The United States Conference of Catholic Bishops (USCCB) has issued a new Statement on Religious Liberty, which complains that the Catholic Church should have a right to impose its values on fellow citizens “for the common good.” The long, wordy statement includes a list of “concrete examples” of how “religious liberty” has supposedly been compromised that includes when university campus groups are not allowed to discriminate against gay students and when Catholic Charities isn’t allowed to discriminate against same-sex couples. It then reiterates an oft-heard threat that the Catholic Church should be able to impose its public services however it pleases or it won’t at all:

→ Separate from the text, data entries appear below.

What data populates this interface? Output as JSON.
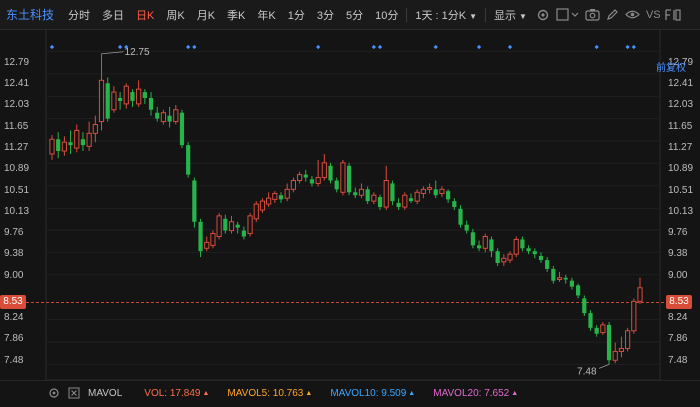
{
  "toolbar": {
    "stock_name": "东土科技",
    "periods": [
      "分时",
      "多日",
      "日K",
      "周K",
      "月K",
      "季K",
      "年K",
      "1分",
      "3分",
      "5分",
      "10分"
    ],
    "active_period": "日K",
    "combo_label": "1天 : 1分K",
    "display_label": "显示",
    "vs_label": "VS"
  },
  "restore_label": "前复权",
  "price_axis": {
    "left": [
      "12.79",
      "12.41",
      "12.03",
      "11.65",
      "11.27",
      "10.89",
      "10.51",
      "10.13",
      "9.76",
      "9.38",
      "9.00",
      "8.24",
      "7.86",
      "7.48"
    ],
    "right": [
      "12.79",
      "12.41",
      "12.03",
      "11.65",
      "11.27",
      "10.89",
      "10.51",
      "10.13",
      "9.76",
      "9.38",
      "9.00",
      "8.24",
      "7.86",
      "7.48"
    ],
    "current_left": "8.53",
    "current_right": "8.53"
  },
  "annotations": {
    "high": "12.75",
    "low": "7.48"
  },
  "indicators": {
    "name": "MAVOL",
    "vol": {
      "label": "VOL:",
      "value": "17.849"
    },
    "ma5": {
      "label": "MAVOL5:",
      "value": "10.763"
    },
    "ma10": {
      "label": "MAVOL10:",
      "value": "9.509"
    },
    "ma20": {
      "label": "MAVOL20:",
      "value": "7.652"
    }
  },
  "colors": {
    "up": "#d94c3d",
    "down": "#26b54a",
    "vol": "#ff6f4f",
    "ma5": "#ffa62b",
    "ma10": "#3aa7ff",
    "ma20": "#e36ad0",
    "accent": "#4a90ff"
  },
  "chart_data": {
    "type": "candlestick",
    "y_range": [
      7.3,
      12.95
    ],
    "current_price": 8.53,
    "candles": [
      [
        11.05,
        11.3,
        11.37,
        10.95
      ],
      [
        11.3,
        11.1,
        11.42,
        10.98
      ],
      [
        11.1,
        11.25,
        11.35,
        11.02
      ],
      [
        11.25,
        11.2,
        11.45,
        11.05
      ],
      [
        11.15,
        11.45,
        11.55,
        11.08
      ],
      [
        11.3,
        11.2,
        11.42,
        11.1
      ],
      [
        11.18,
        11.4,
        11.6,
        11.1
      ],
      [
        11.4,
        11.55,
        11.7,
        11.25
      ],
      [
        11.6,
        12.3,
        12.75,
        11.45
      ],
      [
        12.25,
        11.65,
        12.35,
        11.6
      ],
      [
        11.8,
        12.1,
        12.2,
        11.75
      ],
      [
        12.0,
        11.95,
        12.1,
        11.8
      ],
      [
        11.9,
        12.2,
        12.25,
        11.82
      ],
      [
        12.1,
        11.95,
        12.15,
        11.85
      ],
      [
        11.9,
        12.15,
        12.3,
        11.85
      ],
      [
        12.1,
        12.0,
        12.15,
        11.9
      ],
      [
        12.0,
        11.8,
        12.1,
        11.7
      ],
      [
        11.75,
        11.65,
        11.85,
        11.6
      ],
      [
        11.6,
        11.75,
        11.8,
        11.55
      ],
      [
        11.7,
        11.6,
        11.85,
        11.5
      ],
      [
        11.6,
        11.8,
        11.88,
        11.55
      ],
      [
        11.75,
        11.2,
        11.8,
        11.15
      ],
      [
        11.2,
        10.7,
        11.25,
        10.65
      ],
      [
        10.6,
        9.9,
        10.65,
        9.8
      ],
      [
        9.9,
        9.4,
        9.95,
        9.3
      ],
      [
        9.45,
        9.55,
        9.65,
        9.4
      ],
      [
        9.5,
        9.7,
        9.75,
        9.45
      ],
      [
        9.65,
        10.0,
        10.05,
        9.6
      ],
      [
        9.95,
        9.75,
        10.02,
        9.7
      ],
      [
        9.75,
        9.9,
        10.0,
        9.7
      ],
      [
        9.85,
        9.8,
        9.9,
        9.7
      ],
      [
        9.75,
        9.65,
        9.82,
        9.6
      ],
      [
        9.7,
        10.0,
        10.05,
        9.65
      ],
      [
        9.95,
        10.2,
        10.25,
        9.9
      ],
      [
        10.1,
        10.25,
        10.3,
        10.05
      ],
      [
        10.2,
        10.3,
        10.4,
        10.15
      ],
      [
        10.28,
        10.38,
        10.42,
        10.22
      ],
      [
        10.35,
        10.28,
        10.4,
        10.22
      ],
      [
        10.3,
        10.45,
        10.55,
        10.25
      ],
      [
        10.45,
        10.6,
        10.65,
        10.4
      ],
      [
        10.6,
        10.7,
        10.75,
        10.55
      ],
      [
        10.7,
        10.65,
        10.78,
        10.58
      ],
      [
        10.62,
        10.55,
        10.68,
        10.5
      ],
      [
        10.55,
        10.65,
        10.95,
        10.5
      ],
      [
        10.65,
        10.9,
        11.05,
        10.6
      ],
      [
        10.85,
        10.6,
        10.9,
        10.55
      ],
      [
        10.6,
        10.45,
        10.65,
        10.4
      ],
      [
        10.4,
        10.9,
        10.95,
        10.35
      ],
      [
        10.85,
        10.4,
        10.9,
        10.35
      ],
      [
        10.4,
        10.35,
        10.48,
        10.3
      ],
      [
        10.35,
        10.45,
        10.55,
        10.3
      ],
      [
        10.45,
        10.25,
        10.5,
        10.2
      ],
      [
        10.25,
        10.35,
        10.4,
        10.2
      ],
      [
        10.32,
        10.15,
        10.36,
        10.1
      ],
      [
        10.15,
        10.6,
        10.85,
        10.1
      ],
      [
        10.55,
        10.25,
        10.6,
        10.18
      ],
      [
        10.22,
        10.15,
        10.3,
        10.1
      ],
      [
        10.15,
        10.35,
        10.4,
        10.1
      ],
      [
        10.3,
        10.25,
        10.38,
        10.22
      ],
      [
        10.25,
        10.4,
        10.45,
        10.2
      ],
      [
        10.38,
        10.45,
        10.5,
        10.3
      ],
      [
        10.45,
        10.48,
        10.55,
        10.38
      ],
      [
        10.45,
        10.35,
        10.6,
        10.3
      ],
      [
        10.38,
        10.45,
        10.5,
        10.32
      ],
      [
        10.42,
        10.28,
        10.45,
        10.22
      ],
      [
        10.25,
        10.15,
        10.3,
        10.1
      ],
      [
        10.12,
        9.85,
        10.18,
        9.8
      ],
      [
        9.85,
        9.75,
        9.92,
        9.7
      ],
      [
        9.72,
        9.5,
        9.78,
        9.45
      ],
      [
        9.5,
        9.45,
        9.58,
        9.4
      ],
      [
        9.45,
        9.65,
        9.7,
        9.38
      ],
      [
        9.6,
        9.4,
        9.65,
        9.3
      ],
      [
        9.4,
        9.2,
        9.45,
        9.15
      ],
      [
        9.22,
        9.28,
        9.35,
        9.15
      ],
      [
        9.25,
        9.35,
        9.4,
        9.2
      ],
      [
        9.35,
        9.6,
        9.65,
        9.3
      ],
      [
        9.6,
        9.45,
        9.65,
        9.4
      ],
      [
        9.45,
        9.4,
        9.5,
        9.35
      ],
      [
        9.4,
        9.35,
        9.45,
        9.28
      ],
      [
        9.32,
        9.25,
        9.38,
        9.2
      ],
      [
        9.25,
        9.1,
        9.3,
        9.05
      ],
      [
        9.1,
        8.9,
        9.15,
        8.85
      ],
      [
        8.92,
        8.95,
        9.05,
        8.88
      ],
      [
        8.95,
        8.92,
        9.0,
        8.85
      ],
      [
        8.9,
        8.8,
        8.95,
        8.75
      ],
      [
        8.82,
        8.65,
        8.85,
        8.6
      ],
      [
        8.6,
        8.35,
        8.65,
        8.3
      ],
      [
        8.35,
        8.1,
        8.4,
        8.05
      ],
      [
        8.1,
        8.0,
        8.15,
        7.95
      ],
      [
        8.02,
        8.15,
        8.2,
        7.98
      ],
      [
        8.15,
        7.55,
        8.2,
        7.48
      ],
      [
        7.55,
        7.7,
        7.85,
        7.5
      ],
      [
        7.7,
        7.75,
        7.95,
        7.6
      ],
      [
        7.75,
        8.05,
        8.1,
        7.7
      ],
      [
        8.05,
        8.55,
        8.6,
        8.0
      ],
      [
        8.55,
        8.78,
        8.95,
        8.5
      ]
    ]
  }
}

Religious liberty is not only about our ability to go to Mass on Sunday or pray the Rosary at home. It is about whether we can make our contribution to the common good of all Americans. Can we do the good works our faith calls us to do, without having to compromise that very same faith? Without religious liberty properly understood, all Americans suffer, deprived of the essential contribution in education, health care, feeding the hungry, civil rights, and social services that religious Americans make every day, both here at home and overseas.
What is at stake is whether America will continue to have a free, creative, and robust civil society—or whether the state alone will determine who gets to contribute to the common good, and how they get to do it. Religious believers are part of American civil society, which includes neighbors helping each other, community associations, fraternal service clubs, sports leagues, and youth groups. All these Americans make their contribution to our common life, and they do not need the permission of the government to do so. Restrictions on religious liberty are an attack on civil society and the American genius for voluntary associations.
The statement also has the gall to invoke Rev. Martin Luther King Jr.’s “Letter from a Birmingham Jail,” suggesting that any restrictions on the Church’s free reign over society are “unjust” laws. Claiming not to ask “for special treatment,” the statement nevertheless encourages Catholics to intentionally disobey any laws that prevent the Church from imposing its will. Given its will so often includes policies that discriminate against women and the LGBT community, this is a complete bastardization of King’s intent. King, in fact, was challenging moderate Christian leaders that they had to do more to support equality for all and push back against laws that were unjust to others. The Catholic hierarchy has repeatedly demonstrated that it only cares about its own dominance over society, a perspective anathema to addressing “injustice anywhere.”